I have had the distinct privilege to race on the Big Island twice. I have felt the heat and humidity slap me in the face as I first stepped off the plane in Kona and experienced the anxiety that inevitably follows. How will I ever be able to finish an Ironman if I can’t even get to the bathroom to change into shorts without sweating profusely? I know the pure joy of that first plunge in Kailua Bay, getting easily distracted during the swim by the abundant marine life. I always want to venture beyond the boats, but I am a little too afraid to go alone. I know just how magical it is to finally cross that finish line, after the most grueling, painful, yet beautiful race of my life, and hear Mike Reilly say “You are an Ironman.” It gives me goose bumps just thinking about it.

This year I traveled to Kona for my third Ironman World Championship, not to race, but to support. I knew this would be a very different experience, but I was looking forward to working with some of my sponsors (mainly Coeur Sports and Quintana Roo) and cheering on my teammates and friends. I have only spectated one other Ironman and I can honestly say I’d rather be racing. When you’re an athlete, your nervousness ends when the gun goes off. You live in the moment and are consumed with thoughts of eating, drinking, power, and pace. When you are on the sidelines, your anxiety doesn’t end until all of your friends are safely across the finish line.

Race day was hectic from the start. After a typical pre-Ironman restless night of sleep, I was up before my alarm at 4AM. I made it over to the swim start by 6, but by then all the prime viewing real estate was taken. After some searching, and one unpleasant interaction with a grumpy Australian spectator, I landed a spot on a dangerous strip of sea wall that was only available because the previous occupants had been washed off by an unexpected wave. …I figured I’d take my chances.

photo 3After watching all four cycles of the mass swim start washing machine, I ran up to the Kuakini to see the first professional men come flying by. For the next hour I watched athlete after athlete pass, mesmerized by the looks of focus, determination, joy, and fear. I whistled, cheered and lost my voice before my last teammate headed out to Hawi. Back at the Coeur booth I sat in front of my computer, refreshing the athlete tracker over and over, with the voices of Matt Lieto and Greg Welch on Ironmanlive in the background. When the pro men hit the airport on their way back to town, I was back outside to watch the final miles of the bike. Some of the racers still looked strong, ready to attack the run, others looked defeated in their salt-caked shorts. The Queen K is a relentless stretch of road that can humble even the best athletes.
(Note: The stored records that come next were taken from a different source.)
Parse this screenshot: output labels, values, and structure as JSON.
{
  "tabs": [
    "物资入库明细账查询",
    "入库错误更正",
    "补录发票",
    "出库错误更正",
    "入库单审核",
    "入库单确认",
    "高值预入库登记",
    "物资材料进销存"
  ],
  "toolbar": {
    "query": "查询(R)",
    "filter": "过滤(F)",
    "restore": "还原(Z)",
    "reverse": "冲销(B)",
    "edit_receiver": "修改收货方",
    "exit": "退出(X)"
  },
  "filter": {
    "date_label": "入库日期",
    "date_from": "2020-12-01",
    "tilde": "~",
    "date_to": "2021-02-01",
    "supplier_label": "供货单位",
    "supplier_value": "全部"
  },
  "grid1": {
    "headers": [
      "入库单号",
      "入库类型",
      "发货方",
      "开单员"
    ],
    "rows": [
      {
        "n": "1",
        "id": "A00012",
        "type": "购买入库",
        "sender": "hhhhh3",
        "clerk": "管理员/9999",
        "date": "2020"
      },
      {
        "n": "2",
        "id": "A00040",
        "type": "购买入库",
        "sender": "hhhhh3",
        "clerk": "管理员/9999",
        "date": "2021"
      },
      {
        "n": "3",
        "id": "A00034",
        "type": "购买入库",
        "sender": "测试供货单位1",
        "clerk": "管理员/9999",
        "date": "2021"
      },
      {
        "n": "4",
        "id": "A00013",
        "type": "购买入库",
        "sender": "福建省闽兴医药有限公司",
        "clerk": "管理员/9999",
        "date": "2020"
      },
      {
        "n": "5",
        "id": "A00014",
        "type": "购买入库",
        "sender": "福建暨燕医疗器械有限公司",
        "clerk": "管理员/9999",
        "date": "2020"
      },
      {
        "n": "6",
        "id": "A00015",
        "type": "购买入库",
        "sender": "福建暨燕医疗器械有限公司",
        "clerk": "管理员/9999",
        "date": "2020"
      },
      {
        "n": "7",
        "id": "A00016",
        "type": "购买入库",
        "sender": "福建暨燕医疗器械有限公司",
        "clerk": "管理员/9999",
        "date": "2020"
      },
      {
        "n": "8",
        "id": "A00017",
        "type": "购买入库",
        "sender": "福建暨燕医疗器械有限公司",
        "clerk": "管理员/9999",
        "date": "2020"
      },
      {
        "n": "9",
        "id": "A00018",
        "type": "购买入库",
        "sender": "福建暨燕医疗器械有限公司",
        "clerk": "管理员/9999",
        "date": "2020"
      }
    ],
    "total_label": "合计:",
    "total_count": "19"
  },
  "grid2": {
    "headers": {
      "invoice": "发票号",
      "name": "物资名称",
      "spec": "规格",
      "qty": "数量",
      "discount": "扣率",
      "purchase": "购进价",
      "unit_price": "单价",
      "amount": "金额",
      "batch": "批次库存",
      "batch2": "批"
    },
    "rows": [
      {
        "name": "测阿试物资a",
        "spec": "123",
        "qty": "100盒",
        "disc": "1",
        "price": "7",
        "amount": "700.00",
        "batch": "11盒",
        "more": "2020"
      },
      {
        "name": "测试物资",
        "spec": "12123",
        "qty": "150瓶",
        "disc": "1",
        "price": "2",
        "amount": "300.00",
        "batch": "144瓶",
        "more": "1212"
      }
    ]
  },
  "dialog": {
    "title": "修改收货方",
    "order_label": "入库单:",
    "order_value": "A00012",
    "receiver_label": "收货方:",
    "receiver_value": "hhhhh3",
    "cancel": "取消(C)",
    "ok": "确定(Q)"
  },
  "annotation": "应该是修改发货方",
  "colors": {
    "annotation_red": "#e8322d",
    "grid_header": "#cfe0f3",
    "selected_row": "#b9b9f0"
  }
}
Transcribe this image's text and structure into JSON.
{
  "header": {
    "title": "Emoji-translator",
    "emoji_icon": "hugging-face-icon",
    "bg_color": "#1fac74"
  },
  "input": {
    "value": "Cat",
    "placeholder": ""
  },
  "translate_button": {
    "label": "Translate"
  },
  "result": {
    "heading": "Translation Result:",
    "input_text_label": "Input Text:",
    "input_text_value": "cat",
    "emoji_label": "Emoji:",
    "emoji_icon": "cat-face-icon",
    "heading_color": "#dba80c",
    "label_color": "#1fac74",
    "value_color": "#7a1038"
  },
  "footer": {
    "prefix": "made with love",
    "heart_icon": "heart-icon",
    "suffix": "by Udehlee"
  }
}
I was beyond excited to see that a few of my closest friends still had the fire in their eyes. I knew they were having a great day and I couldn’t wait to see them run!

Spectating the run is my favorite part of the race. The athletes are finally going slowly enough for me to get out a proper cheer, even if I barely had the voice to deliver it. Having raced this distance more than 10 times, I have gone through every possible circumstance and emotion – elation at running better than expected, feeling miserable and just barely moving, vomiting, bathroom stops, walking, jogging, running hard. I saw people I knew in each of these categories. I tried to think about what I would need to hear in their situation. For the girls having great days, it was to remind them of what they were about to achieve. Keep pushing, driving, and go get what you deserve. For the athletes struggling, I reminded them how incredible it was just to be at the World Championships. “You are among the best in the world, be proud of that! Don’t worry about your finish time, just keep moving and only allow positive thoughts to enter your mind.” I know from experience that having someone say the right thing at just the right time can make all the difference. I was hoping I could be that someone for my friends.

photo 2Finally, the last athlete I knew made it across the line. There were triumphs, struggles, DNF’s, and long awaited bowls (Congrats Hailey Manning and Sonja Wieck!!). I saw the best and worst that an Ironman can do to an athlete, and at the end of it all… it made me want to race! The Ironman World Championships is a truly magical event, you can’t help but get swept up in the excitement of it all. It made me long to race my next Ironman – my chance to show the heart and courage of all the competitors I saw in Kona. Congratulations to all the amazing finishers! Chin up to all those who weren’t able to cross the line – there will be other opportunities and better days ahead! -Jessica Smith